Build your grand plan
Decide what you want to achieve this year. Are you inspired by a particular race or distance? Maybe this is the year you hire a coach or join a club to keep yourself on track? Is it time to improve your technique or get faster? As a beginner, 2017 could be the year you move from walking to running. Regardless of your running experience to date, work out what is important to you, write down these running goals on paper and you are one step closer to making them real.
Take a look back
Identify what worked well in your training last year. List your running successes and what helped you reach these running milestones. Maybe a running buddy, a training plan or a club made the difference. Alternatively, your GPS watch or your social media support group may have been your motivation. Write down also the things you know you should have done but never managed to make the time for. Did you dedicate enough time to strength, technique, flexibility, hydration and rest? Maybe some of your training sessions were replaced by Netflix marathons. Be honest in your notes and these will help you plan the year ahead.
Set monthly resolutions
I set goals for every month as I find an annual resolution too daunting and too large to manage. Instead I break my year into months and set small goals and three to-dos in each month. January is always the month I put the running foundations in place, deciding to build back gradually after the Christmas break. I make sure the goals I set for January are achievable. Finishing January successfully inspires me for February when I then have the confidence and motivation to add an extra challenge. Each month builds upon the last.
Make it easy on yourself
Be realistic and don’t over-commit. When creating your training plan for January, pick something you know you can do. Run every second day at most. Respect rest days and give your body the time to adapt back into running. If it has been a while since your last run, gradual progression will be key to keeping you motivated and injury free. Don’t expect your comeback to be easy. There will be challenging days and evenings when you don’t feel like running.
Search out the experts
If you run with a club or a group, you may already have a training plan to work from. If you run alone, online training plans such as our Irish Times Get Running programmes provide guidance, tips and training schedules for runners who do not have a coach available. Search out the information you need and learn from those who have achieved what you are looking to do. Personalise the training plan to suit your lifestyle and include your runs and their details in your January calendar.
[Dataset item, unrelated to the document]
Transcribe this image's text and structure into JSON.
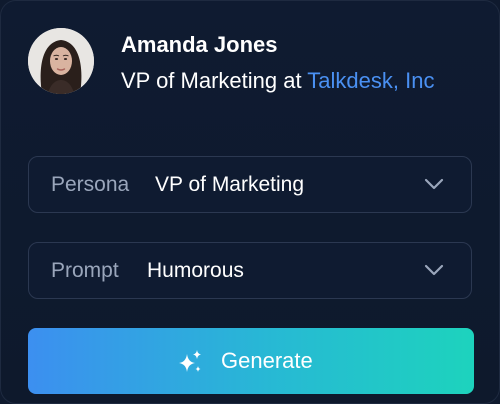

Accept the start is hard
You may feel like you have lost all fitness when you start back running. Fitness will return if you build slowly and gradually. Take your time in these early runs. Focus on a good warm-up, count your run in minutes rather than miles and cool down to finish. Use your breath as a gauge and make sure you are running at a pace you can talk comfortably at. Do not compare your pace to your previous self. Once you have re-established the running routine you can start to build speed and endurance, but initially allow your body to adapt slowly to help avoid injury or burnout.
Take one month at a time
With 12 months and 12 mini-resolutions, you have ample time this year to reassess your progress at the start of each new month. You can finish 2017 as motivated as you are now if you pace your training and your goals. Gradually you will see the changes and maybe even surprise yourself with what you can achieve when you just focus on the month you are in.
Mary Jennings is founder and running coach with ForgetTheGym.ie. Mary trains beginners and marathoners and everyone in between to enjoy running and to stay injury-free